┌─ Exercise material

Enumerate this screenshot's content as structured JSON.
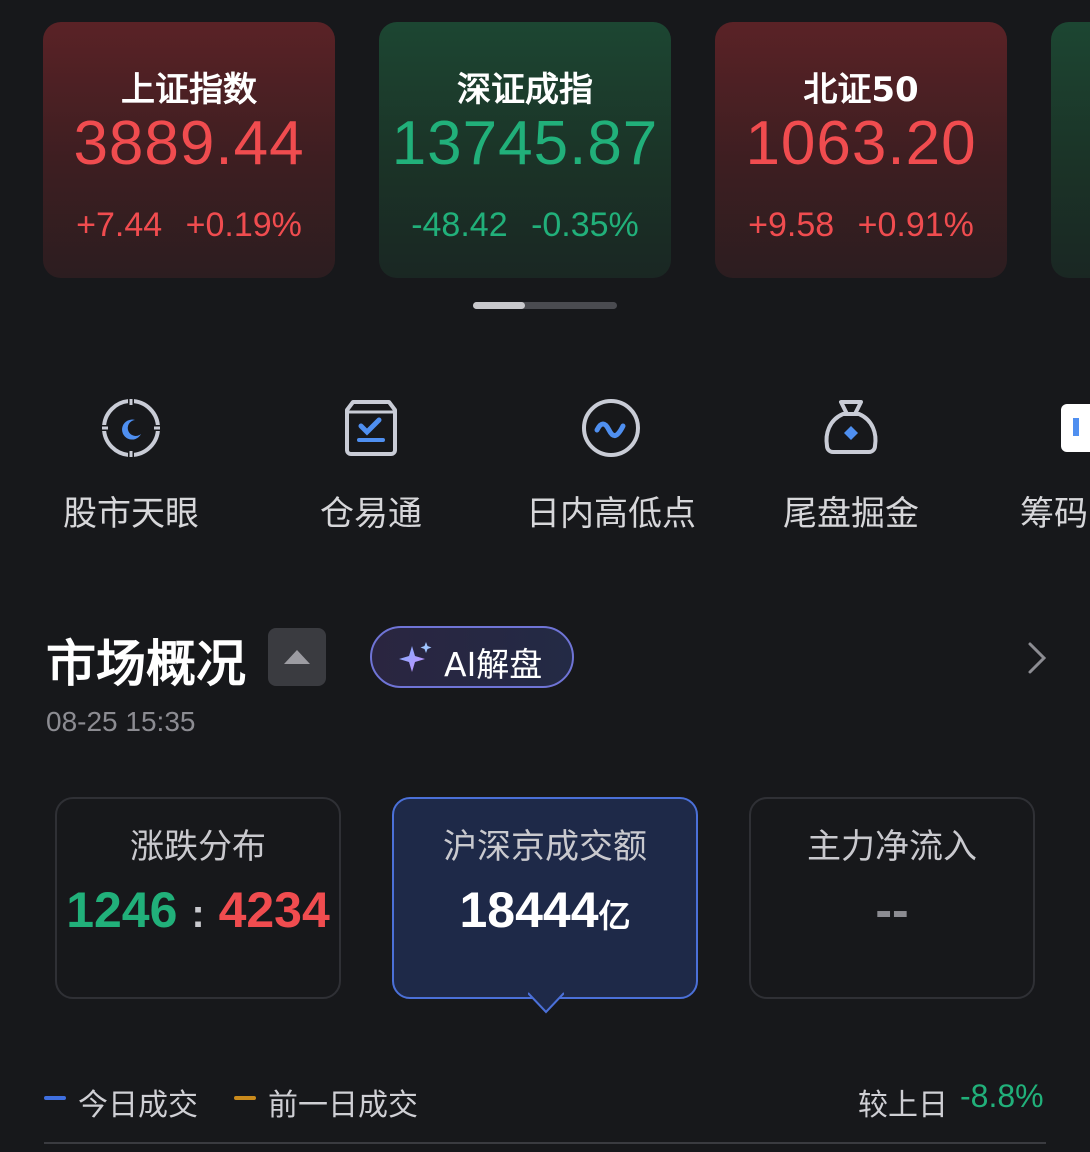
{
  "indices": [
    {
      "name": "上证指数",
      "value": "3889.44",
      "change": "+7.44",
      "pct": "+0.19%",
      "trend": "up"
    },
    {
      "name": "深证成指",
      "value": "13745.87",
      "change": "-48.42",
      "pct": "-0.35%",
      "trend": "down"
    },
    {
      "name": "北证50",
      "value": "1063.20",
      "change": "+9.58",
      "pct": "+0.91%",
      "trend": "up"
    }
  ],
  "shortcuts": [
    {
      "label": "股市天眼",
      "icon": "eye-target-icon"
    },
    {
      "label": "仓易通",
      "icon": "checklist-box-icon"
    },
    {
      "label": "日内高低点",
      "icon": "wave-circle-icon"
    },
    {
      "label": "尾盘掘金",
      "icon": "money-bag-icon"
    },
    {
      "label": "筹码",
      "icon": "chip-icon"
    }
  ],
  "market": {
    "title": "市场概况",
    "ai_label": "AI解盘",
    "time": "08-25  15:35",
    "stats": {
      "dist_label": "涨跌分布",
      "up_count": "1246",
      "separator": ":",
      "down_count": "4234",
      "turnover_label": "沪深京成交额",
      "turnover_value": "18444",
      "turnover_unit": "亿",
      "inflow_label": "主力净流入",
      "inflow_value": "--"
    },
    "legend": {
      "today": "今日成交",
      "prev": "前一日成交",
      "compare_label": "较上日",
      "compare_value": "-8.8%"
    }
  },
  "colors": {
    "up": "#f04c4f",
    "down": "#21b07a",
    "accent": "#4b70d8",
    "today_line": "#3f6fe0",
    "prev_line": "#c98a1c"
  }
}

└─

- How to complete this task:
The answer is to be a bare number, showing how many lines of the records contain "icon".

- Answer space:
5